> Assignment: Pull out every line in the data that has the string "flash" in it.

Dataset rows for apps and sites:
■ ■ ■

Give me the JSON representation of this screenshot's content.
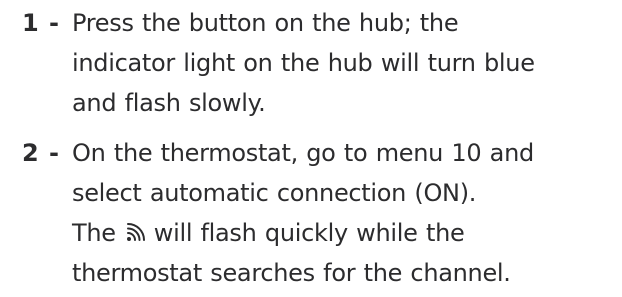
{
  "steps": [
    {
      "number": "1 -",
      "lines": [
        "Press the button on the hub; the",
        "indicator light on the hub will turn blue",
        "and flash slowly."
      ]
    },
    {
      "number": "2 -",
      "lines": [
        "On the thermostat, go to menu 10 and",
        "select automatic connection (ON).",
        "The",
        "will flash quickly while the",
        "thermostat searches for the channel."
      ],
      "inline_icon": "wireless-signal-icon"
    }
  ],
  "colors": {
    "text": "#2c2c2e"
  }
}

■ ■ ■

> Task result:
        "and flash slowly."
        "will flash quickly while the",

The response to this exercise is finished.